Although Jerman says the First Responder is bulletproof, he does not say it’s impenetrable. He admits a gunman could approach the table and fire over it, although he adds he believes an attacker would most likely discharge his weapon from across the room without realizing he wasn’t hitting the people crouched out of sight.
“Plus, you could use the table as a battering ram and charge the shooter,” Jerman adds.
Additionally, Jerman says he does not believe the presence of First Responder in a classroom would have a negative impact on young students. Most days, the table would be covered with school supplies, so children wouldn’t feel anxious about being shot, he asserts.
“Then if something bad does happen, they can push off the books, pop it up, roll it to the corner and get behind it,” Jerman says.
Although the idea for First Responder rose out of Trubacek and Unger’s discussion about the Marjory Stoneman shooting, tight budgets and closures at schools have prompted First Line to move its plans to place the table in every classroom in the U.S. to the back burner and move other potential markets to the front.
These markets include law enforcement, which Jerman says could use the table as a mobile shield.
“One officer could push the table down a corridor while another officer walks behind it in a defensive position,” Jerman postulates. “Then, if a shooter enters the hallway and fires at them, they can return fire from behind protection.”
Jerman says the U.S. military is another potential customer.
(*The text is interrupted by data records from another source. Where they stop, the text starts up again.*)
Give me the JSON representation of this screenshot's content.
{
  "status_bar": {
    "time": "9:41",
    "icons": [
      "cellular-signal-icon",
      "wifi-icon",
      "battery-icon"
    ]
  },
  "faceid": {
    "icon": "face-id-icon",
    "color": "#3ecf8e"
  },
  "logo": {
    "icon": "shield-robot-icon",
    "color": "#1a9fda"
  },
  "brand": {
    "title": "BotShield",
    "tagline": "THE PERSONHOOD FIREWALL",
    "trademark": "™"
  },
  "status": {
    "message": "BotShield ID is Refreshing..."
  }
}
Impressed with how well the prototype held up during testing, the Department of Defense is currently reviewing the First Responder, he reports, and Aegis is expecting sales to the government in the near future.
Jerman cannot disclose price or unit numbers, though, since those things are being negotiated.
Tyron also declines to quote numbers but says First Line and Aegis are expecting production to ramp up quickly in 2021.
Jerman says he believes orders will grow exponentially as more organizations adopt the table, and that sales will be strong enough within three to five years for Aegis to employ 25 to 50 people.
He’s not losing sleep over a larger or established manufacturer stealing their thunder with a knockoff, either, as First Line has secured both a basic patent and an improvement patent on the First Responder.
Jerman plans to set up operations in a 3,000 square foot dedicated space at Office Furniture Warehouse. Currently, it’s filled with office chairs, but he can mentally replace those with the machines and the people who will be making a table he says can save lives.
“I hate that we need this table, but I’m glad we have it."